WHAT YOU HAVE TO DO:
Go through the records and report each line in which the word "Select" occurs.

** Opening RECORDS FOR THIS EXERCISE block **

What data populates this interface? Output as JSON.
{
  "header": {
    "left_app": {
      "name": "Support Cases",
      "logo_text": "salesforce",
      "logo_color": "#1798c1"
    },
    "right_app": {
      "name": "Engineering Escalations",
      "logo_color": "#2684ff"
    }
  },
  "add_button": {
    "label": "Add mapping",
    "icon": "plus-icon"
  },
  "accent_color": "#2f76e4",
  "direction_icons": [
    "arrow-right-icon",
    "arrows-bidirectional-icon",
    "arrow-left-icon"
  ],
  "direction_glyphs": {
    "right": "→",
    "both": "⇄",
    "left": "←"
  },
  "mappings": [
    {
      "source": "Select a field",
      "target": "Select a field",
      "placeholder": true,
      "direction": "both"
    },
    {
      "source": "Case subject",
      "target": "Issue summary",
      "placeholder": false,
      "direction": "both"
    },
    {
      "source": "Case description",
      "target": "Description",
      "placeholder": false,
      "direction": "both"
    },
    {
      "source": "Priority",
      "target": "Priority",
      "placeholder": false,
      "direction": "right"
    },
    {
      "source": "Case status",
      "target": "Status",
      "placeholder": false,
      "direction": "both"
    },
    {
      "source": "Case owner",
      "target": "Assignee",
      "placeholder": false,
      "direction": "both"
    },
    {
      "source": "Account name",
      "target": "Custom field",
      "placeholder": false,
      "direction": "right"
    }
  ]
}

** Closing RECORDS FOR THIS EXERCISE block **

PROBLEM SOLUTION:
      "source": "Select a field",
      "target": "Select a field",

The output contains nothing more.